TAIPEI (Taiwan News) — Plenty of animals opt for city life as humans do, but despite all the benefits cities offer, concrete jungles can be as dangerous as their natural counterparts.
In a research paper published in 2019, Hung Chih-ming (洪志銘), an associate research fellow at Academia Sinica's Biodiversity Research Center, and his team reported the first case of barn swallow nest predation by the Taiwan whistling thrush. The research demonstrates how interspecies relationships can develop within complex urban environments.
For barn swallows, there are myriad advantages to living in cities, including more nesting sites, fewer predators, warmer temperatures, and protection from extreme weather. After centuries of adapting, barn swallows are now highly successful in cities, and their populations are thriving; many would struggle to survive now without artificial structures.
Barn swallows mainly build their nests in houses. (Getty Images photo)
"Swallows have a close relationship with humans, especially barn swallows, which now nest almost exclusively in buildings instead of natural habitats. This has been going on for thousands of years — since humans began building houses," Hung explained.
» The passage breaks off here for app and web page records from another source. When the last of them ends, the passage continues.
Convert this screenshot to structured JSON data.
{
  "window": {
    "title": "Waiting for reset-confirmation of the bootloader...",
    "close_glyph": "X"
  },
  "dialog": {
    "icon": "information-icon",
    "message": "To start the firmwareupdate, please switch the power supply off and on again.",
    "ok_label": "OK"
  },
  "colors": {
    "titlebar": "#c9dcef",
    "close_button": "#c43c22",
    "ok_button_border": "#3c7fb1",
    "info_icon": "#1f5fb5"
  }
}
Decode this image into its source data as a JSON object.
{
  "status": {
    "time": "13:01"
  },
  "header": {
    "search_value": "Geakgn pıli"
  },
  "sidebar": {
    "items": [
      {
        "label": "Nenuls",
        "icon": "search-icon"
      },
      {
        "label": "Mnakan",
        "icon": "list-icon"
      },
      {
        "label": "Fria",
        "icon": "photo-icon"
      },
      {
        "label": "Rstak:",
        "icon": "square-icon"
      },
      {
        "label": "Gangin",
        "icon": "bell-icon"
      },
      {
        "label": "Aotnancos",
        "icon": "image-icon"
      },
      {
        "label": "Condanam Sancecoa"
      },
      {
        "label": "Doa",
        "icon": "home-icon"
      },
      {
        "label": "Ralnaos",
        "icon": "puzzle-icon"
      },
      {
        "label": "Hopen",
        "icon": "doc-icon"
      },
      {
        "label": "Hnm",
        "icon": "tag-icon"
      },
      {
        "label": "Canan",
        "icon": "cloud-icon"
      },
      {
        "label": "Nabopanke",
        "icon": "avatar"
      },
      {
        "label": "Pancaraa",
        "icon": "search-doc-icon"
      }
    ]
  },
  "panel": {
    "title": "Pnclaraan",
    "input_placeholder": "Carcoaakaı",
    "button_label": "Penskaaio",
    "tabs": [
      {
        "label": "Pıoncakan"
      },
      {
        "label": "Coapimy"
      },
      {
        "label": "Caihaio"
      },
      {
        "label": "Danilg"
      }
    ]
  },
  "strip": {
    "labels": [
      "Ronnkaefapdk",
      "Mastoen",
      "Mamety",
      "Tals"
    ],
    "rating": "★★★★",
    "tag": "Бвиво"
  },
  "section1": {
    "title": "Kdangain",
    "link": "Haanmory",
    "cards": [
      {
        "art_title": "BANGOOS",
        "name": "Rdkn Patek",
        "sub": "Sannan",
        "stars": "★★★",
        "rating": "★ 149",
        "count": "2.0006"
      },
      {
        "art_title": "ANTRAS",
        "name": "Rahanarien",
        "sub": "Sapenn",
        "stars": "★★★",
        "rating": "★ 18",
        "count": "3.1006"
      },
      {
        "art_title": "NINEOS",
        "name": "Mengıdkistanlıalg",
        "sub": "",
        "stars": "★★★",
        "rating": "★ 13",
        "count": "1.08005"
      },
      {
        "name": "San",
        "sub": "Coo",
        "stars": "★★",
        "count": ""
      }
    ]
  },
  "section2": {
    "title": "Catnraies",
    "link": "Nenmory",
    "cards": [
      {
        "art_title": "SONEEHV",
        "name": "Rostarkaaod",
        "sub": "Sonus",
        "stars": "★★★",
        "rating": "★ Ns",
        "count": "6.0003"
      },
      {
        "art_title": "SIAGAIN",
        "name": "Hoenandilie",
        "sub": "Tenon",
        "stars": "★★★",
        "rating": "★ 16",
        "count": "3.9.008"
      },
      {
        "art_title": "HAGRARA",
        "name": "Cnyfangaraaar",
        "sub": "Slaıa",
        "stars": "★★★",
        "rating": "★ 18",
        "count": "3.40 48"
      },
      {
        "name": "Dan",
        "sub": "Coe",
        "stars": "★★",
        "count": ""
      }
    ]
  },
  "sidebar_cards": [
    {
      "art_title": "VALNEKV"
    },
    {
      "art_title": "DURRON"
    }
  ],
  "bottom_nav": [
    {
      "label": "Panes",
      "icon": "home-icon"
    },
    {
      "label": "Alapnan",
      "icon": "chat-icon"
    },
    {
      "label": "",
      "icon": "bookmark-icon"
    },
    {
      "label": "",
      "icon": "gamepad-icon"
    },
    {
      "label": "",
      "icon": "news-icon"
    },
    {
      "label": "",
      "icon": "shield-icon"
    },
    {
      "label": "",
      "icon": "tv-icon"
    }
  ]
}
On June 2, 2018, a Taipei resident witnessed a Taiwan whistling thrush preying on barn swallow eggs and chicks on Heshun Street in Nangang District. The bird was seen pulling one chick from the nest, tossing it to the floor, and swallowing it.
Despite being closely related, the Taiwan whistling thrush has never previously been recorded preying on other birds as the blue whistling thrush occasionally does.
The barn swallows tried to fend off the threat but failed. Within one week, the Taiwan whistling thrush had wiped out all the chicks and eggs in five swallow nests along the street.
Barn swallows (left) are smaller than Taiwan whistling thrushes. (Getty Images, Wikimedia Commons photos)
The number of Taiwan whistling thrushes in Taipei has been growing in the past few years, especially in Nangang. According to Hung, the actual reason for the increase remains unknown, but it could be because the city has more green space than it used to or because its residents have become friendlier toward wildlife.
Regardless, the case shows that latecomers to the city can erode the advantages enjoyed by early settlers. If the whistling thrushes begin to prey regularly on barn swallow chicks, the latter's numbers could tank.
Ironically, a rare case of barn swallows attacking young whistling thrushes was reported in Taipei's Wenshan District — so the true victim of this relationship remains an open question.
While the dynamics between species are intriguing, Hung is also interested in how animals adapt to their environments. The study of nests, he said, is an excellent tool for getting to the bottom of those mechanisms.
Nests vary by shape and location. They are dug into tree trunks, built on the ground, and hung between branches, among other possibilities.
For instance, most birds that build cupped or domed nests are passerines, such as warblers and whistlers. Only after platform or cavity nests evolved from scrape nests did birds start diversifying their nesting sites, such as in trees and cliffs, while the use of bushes, bamboo, and other non-tree types of vegetation only occurred after birds began building cupped nests.
Bird nests vary in shape, placement. (Wikimedia Commons)
When birds settle into cities, man-made construction also shapes their choice of nesting sites. A great example is the swallows that build their nests on the beams of verandahs, which may be safer than cliffs. Some invasive bird species, like starlings, even build theirs on traffic lights, enduring very hot temperatures, Hung added.
These successful avian settlers then have a better chance of proliferating as cities grow.
Surrounded by mountains, Taipei offers a host of excellent bird-watching spots. Light-vented bulbuls, oriental turtle doves, and Malayan night herons are among the birds commonly found here. Two particularly good spots for checking out the birds are Daan Park and the Taipei Botanical Gardens.
Hung's lab focuses on bird evolution. (Taiwan News photo)